Scan the entries below for the word "this" and copy every line in which it occurs.
——————
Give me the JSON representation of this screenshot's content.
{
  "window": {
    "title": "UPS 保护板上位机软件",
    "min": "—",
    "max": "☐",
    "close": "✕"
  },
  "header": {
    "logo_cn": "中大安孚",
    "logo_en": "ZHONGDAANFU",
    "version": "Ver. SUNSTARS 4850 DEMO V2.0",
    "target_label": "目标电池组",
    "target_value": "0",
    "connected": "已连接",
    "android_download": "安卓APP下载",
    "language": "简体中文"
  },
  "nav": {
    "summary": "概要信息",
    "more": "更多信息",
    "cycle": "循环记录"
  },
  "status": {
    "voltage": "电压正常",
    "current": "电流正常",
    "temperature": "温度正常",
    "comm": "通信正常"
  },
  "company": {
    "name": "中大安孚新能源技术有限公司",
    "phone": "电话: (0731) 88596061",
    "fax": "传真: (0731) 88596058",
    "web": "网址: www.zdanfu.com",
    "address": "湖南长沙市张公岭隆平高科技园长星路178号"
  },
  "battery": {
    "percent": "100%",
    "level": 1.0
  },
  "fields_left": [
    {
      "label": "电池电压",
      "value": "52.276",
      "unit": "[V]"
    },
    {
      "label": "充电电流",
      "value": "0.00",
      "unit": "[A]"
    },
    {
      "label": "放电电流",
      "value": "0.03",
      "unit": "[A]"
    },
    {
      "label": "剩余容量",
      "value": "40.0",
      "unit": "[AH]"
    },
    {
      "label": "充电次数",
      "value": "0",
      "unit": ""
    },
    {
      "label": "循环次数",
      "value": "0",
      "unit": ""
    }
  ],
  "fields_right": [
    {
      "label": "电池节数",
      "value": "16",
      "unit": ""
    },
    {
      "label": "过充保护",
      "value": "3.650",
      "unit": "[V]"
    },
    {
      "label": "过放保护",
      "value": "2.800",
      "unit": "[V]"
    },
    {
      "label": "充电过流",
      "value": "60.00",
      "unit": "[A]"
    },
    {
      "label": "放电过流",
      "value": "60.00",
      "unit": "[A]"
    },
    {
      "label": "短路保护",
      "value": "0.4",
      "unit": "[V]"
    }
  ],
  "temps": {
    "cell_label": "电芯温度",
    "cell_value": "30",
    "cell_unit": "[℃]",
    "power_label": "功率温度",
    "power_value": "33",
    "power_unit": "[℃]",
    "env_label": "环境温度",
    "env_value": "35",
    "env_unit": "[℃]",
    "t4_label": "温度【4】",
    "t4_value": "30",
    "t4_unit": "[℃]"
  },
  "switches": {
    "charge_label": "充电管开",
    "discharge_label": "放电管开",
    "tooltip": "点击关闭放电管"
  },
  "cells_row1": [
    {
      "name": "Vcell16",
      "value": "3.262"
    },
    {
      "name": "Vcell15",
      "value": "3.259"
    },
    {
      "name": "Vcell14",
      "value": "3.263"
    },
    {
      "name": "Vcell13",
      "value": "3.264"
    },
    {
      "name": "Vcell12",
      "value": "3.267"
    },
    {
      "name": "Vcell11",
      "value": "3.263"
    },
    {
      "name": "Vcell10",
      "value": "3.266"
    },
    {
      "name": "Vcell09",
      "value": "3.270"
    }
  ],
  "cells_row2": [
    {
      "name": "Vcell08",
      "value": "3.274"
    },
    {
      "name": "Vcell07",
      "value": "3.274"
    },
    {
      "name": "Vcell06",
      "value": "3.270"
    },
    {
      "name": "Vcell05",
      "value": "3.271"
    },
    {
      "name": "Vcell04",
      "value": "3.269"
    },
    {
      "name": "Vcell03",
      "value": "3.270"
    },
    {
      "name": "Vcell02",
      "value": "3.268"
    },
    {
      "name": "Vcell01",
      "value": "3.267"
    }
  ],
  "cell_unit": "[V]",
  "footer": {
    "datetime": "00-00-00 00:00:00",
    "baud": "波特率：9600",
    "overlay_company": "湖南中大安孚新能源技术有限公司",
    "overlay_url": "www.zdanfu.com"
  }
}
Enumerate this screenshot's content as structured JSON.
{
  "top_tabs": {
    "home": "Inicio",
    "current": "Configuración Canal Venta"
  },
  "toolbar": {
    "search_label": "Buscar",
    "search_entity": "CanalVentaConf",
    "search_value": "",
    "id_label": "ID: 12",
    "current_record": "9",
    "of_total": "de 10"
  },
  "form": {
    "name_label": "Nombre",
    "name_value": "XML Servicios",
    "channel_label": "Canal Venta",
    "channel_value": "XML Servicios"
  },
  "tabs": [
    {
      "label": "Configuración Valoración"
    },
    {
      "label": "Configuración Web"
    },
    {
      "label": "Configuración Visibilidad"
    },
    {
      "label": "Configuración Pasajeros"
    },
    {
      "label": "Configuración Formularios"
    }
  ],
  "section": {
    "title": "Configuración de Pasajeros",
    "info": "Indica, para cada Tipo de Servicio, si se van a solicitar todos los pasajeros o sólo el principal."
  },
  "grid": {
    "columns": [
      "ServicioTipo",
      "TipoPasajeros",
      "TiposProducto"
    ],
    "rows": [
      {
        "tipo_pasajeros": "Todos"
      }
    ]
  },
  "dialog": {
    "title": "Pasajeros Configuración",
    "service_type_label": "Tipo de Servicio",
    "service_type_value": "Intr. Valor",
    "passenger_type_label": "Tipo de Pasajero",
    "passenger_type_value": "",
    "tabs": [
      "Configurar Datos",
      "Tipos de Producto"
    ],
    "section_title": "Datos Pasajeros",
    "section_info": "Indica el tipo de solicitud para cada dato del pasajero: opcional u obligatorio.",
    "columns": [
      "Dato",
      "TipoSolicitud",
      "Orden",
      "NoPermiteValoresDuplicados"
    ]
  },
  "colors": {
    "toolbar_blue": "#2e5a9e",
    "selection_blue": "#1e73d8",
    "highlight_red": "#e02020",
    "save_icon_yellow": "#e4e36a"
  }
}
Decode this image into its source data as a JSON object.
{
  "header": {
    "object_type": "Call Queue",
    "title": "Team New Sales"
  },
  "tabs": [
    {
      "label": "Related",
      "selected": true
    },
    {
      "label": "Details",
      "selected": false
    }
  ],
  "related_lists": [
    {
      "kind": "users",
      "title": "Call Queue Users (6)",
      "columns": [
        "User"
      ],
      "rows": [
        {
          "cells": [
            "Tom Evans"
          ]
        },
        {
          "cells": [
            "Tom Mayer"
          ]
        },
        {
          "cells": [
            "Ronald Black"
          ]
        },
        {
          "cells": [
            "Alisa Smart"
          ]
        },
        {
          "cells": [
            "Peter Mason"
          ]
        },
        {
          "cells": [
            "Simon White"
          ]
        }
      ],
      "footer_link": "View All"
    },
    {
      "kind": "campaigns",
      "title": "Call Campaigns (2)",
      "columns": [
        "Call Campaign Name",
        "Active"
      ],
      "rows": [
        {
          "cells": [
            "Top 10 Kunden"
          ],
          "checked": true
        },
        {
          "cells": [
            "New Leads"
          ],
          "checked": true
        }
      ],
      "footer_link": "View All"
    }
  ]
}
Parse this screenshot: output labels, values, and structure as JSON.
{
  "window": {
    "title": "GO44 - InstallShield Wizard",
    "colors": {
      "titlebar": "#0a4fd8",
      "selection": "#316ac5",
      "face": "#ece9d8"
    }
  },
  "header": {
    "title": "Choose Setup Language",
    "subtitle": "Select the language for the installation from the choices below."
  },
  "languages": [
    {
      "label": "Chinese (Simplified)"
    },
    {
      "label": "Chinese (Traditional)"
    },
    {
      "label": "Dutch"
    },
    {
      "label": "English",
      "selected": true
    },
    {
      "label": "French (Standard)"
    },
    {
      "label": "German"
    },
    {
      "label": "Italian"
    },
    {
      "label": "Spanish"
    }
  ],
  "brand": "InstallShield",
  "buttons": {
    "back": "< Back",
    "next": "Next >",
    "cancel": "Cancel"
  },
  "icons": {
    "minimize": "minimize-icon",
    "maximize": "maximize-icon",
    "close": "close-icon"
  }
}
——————
— ANSWER TO THE PROBLEM —
Give me the JSON representation of this screenshot's content.
Enumerate this screenshot's content as structured JSON.
Decode this image into its source data as a JSON object.
Parse this screenshot: output labels, values, and structure as JSON.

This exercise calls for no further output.